Entries taken from a collection
= = = = =

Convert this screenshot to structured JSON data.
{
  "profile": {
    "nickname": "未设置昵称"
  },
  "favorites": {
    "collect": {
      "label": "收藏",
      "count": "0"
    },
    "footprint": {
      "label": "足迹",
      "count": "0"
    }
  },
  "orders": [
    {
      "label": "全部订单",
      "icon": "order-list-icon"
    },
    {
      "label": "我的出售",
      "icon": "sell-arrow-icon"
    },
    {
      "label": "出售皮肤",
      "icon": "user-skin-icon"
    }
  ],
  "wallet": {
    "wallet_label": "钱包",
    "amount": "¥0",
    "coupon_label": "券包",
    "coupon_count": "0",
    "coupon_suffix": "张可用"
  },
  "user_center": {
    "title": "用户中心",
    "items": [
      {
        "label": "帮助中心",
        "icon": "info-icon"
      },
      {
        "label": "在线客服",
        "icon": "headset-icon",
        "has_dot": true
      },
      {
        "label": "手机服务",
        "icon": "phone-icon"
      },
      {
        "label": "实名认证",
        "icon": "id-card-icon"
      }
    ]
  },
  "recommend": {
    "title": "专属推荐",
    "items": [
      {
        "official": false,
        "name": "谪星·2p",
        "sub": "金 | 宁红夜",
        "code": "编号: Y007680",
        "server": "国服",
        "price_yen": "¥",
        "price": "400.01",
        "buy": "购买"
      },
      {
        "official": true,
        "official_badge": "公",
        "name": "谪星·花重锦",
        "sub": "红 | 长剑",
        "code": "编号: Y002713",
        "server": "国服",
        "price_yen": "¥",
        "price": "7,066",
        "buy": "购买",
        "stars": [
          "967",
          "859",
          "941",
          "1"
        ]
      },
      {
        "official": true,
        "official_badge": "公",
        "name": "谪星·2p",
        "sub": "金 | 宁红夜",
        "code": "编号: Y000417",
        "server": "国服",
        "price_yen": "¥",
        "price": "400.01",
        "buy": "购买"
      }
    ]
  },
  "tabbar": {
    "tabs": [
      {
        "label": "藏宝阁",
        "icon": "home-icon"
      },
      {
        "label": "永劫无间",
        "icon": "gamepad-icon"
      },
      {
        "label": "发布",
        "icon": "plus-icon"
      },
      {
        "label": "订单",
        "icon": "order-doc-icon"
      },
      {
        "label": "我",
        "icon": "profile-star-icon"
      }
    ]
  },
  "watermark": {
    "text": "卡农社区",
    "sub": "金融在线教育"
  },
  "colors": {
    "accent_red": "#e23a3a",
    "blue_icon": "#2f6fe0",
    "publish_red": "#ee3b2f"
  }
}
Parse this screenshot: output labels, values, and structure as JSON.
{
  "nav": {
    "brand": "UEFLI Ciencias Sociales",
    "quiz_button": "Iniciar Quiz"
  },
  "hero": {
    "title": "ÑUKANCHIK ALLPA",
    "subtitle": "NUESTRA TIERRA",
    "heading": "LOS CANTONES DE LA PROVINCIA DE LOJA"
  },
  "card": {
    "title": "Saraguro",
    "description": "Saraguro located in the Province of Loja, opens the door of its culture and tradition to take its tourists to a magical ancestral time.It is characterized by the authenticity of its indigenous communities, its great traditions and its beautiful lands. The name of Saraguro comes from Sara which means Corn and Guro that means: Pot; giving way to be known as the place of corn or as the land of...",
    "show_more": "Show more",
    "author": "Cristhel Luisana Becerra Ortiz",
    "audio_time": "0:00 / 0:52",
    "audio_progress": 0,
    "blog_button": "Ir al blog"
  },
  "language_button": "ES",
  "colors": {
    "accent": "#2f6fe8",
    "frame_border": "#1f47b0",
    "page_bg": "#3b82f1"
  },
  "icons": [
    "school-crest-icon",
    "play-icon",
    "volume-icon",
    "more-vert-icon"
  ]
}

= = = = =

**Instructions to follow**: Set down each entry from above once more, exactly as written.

**Output of the task**:
Convert this screenshot to structured JSON data.
{
  "profile": {
    "nickname": "未设置昵称"
  },
  "favorites": {
    "collect": {
      "label": "收藏",
      "count": "0"
    },
    "footprint": {
      "label": "足迹",
      "count": "0"
    }
  },
  "orders": [
    {
      "label": "全部订单",
      "icon": "order-list-icon"
    },
    {
      "label": "我的出售",
      "icon": "sell-arrow-icon"
    },
    {
      "label": "出售皮肤",
      "icon": "user-skin-icon"
    }
  ],
  "wallet": {
    "wallet_label": "钱包",
    "amount": "¥0",
    "coupon_label": "券包",
    "coupon_count": "0",
    "coupon_suffix": "张可用"
  },
  "user_center": {
    "title": "用户中心",
    "items": [
      {
        "label": "帮助中心",
        "icon": "info-icon"
      },
      {
        "label": "在线客服",
        "icon": "headset-icon",
        "has_dot": true
      },
      {
        "label": "手机服务",
        "icon": "phone-icon"
      },
      {
        "label": "实名认证",
        "icon": "id-card-icon"
      }
    ]
  },
  "recommend": {
    "title": "专属推荐",
    "items": [
      {
        "official": false,
        "name": "谪星·2p",
        "sub": "金 | 宁红夜",
        "code": "编号: Y007680",
        "server": "国服",
        "price_yen": "¥",
        "price": "400.01",
        "buy": "购买"
      },
      {
        "official": true,
        "official_badge": "公",
        "name": "谪星·花重锦",
        "sub": "红 | 长剑",
        "code": "编号: Y002713",
        "server": "国服",
        "price_yen": "¥",
        "price": "7,066",
        "buy": "购买",
        "stars": [
          "967",
          "859",
          "941",
          "1"
        ]
      },
      {
        "official": true,
        "official_badge": "公",
        "name": "谪星·2p",
        "sub": "金 | 宁红夜",
        "code": "编号: Y000417",
        "server": "国服",
        "price_yen": "¥",
        "price": "400.01",
        "buy": "购买"
      }
    ]
  },
  "tabbar": {
    "tabs": [
      {
        "label": "藏宝阁",
        "icon": "home-icon"
      },
      {
        "label": "永劫无间",
        "icon": "gamepad-icon"
      },
      {
        "label": "发布",
        "icon": "plus-icon"
      },
      {
        "label": "订单",
        "icon": "order-doc-icon"
      },
      {
        "label": "我",
        "icon": "profile-star-icon"
      }
    ]
  },
  "watermark": {
    "text": "卡农社区",
    "sub": "金融在线教育"
  },
  "colors": {
    "accent_red": "#e23a3a",
    "blue_icon": "#2f6fe0",
    "publish_red": "#ee3b2f"
  }
}
Parse this screenshot: output labels, values, and structure as JSON.
{
  "nav": {
    "brand": "UEFLI Ciencias Sociales",
    "quiz_button": "Iniciar Quiz"
  },
  "hero": {
    "title": "ÑUKANCHIK ALLPA",
    "subtitle": "NUESTRA TIERRA",
    "heading": "LOS CANTONES DE LA PROVINCIA DE LOJA"
  },
  "card": {
    "title": "Saraguro",
    "description": "Saraguro located in the Province of Loja, opens the door of its culture and tradition to take its tourists to a magical ancestral time.It is characterized by the authenticity of its indigenous communities, its great traditions and its beautiful lands. The name of Saraguro comes from Sara which means Corn and Guro that means: Pot; giving way to be known as the place of corn or as the land of...",
    "show_more": "Show more",
    "author": "Cristhel Luisana Becerra Ortiz",
    "audio_time": "0:00 / 0:52",
    "audio_progress": 0,
    "blog_button": "Ir al blog"
  },
  "language_button": "ES",
  "colors": {
    "accent": "#2f6fe8",
    "frame_border": "#1f47b0",
    "page_bg": "#3b82f1"
  },
  "icons": [
    "school-crest-icon",
    "play-icon",
    "volume-icon",
    "more-vert-icon"
  ]
}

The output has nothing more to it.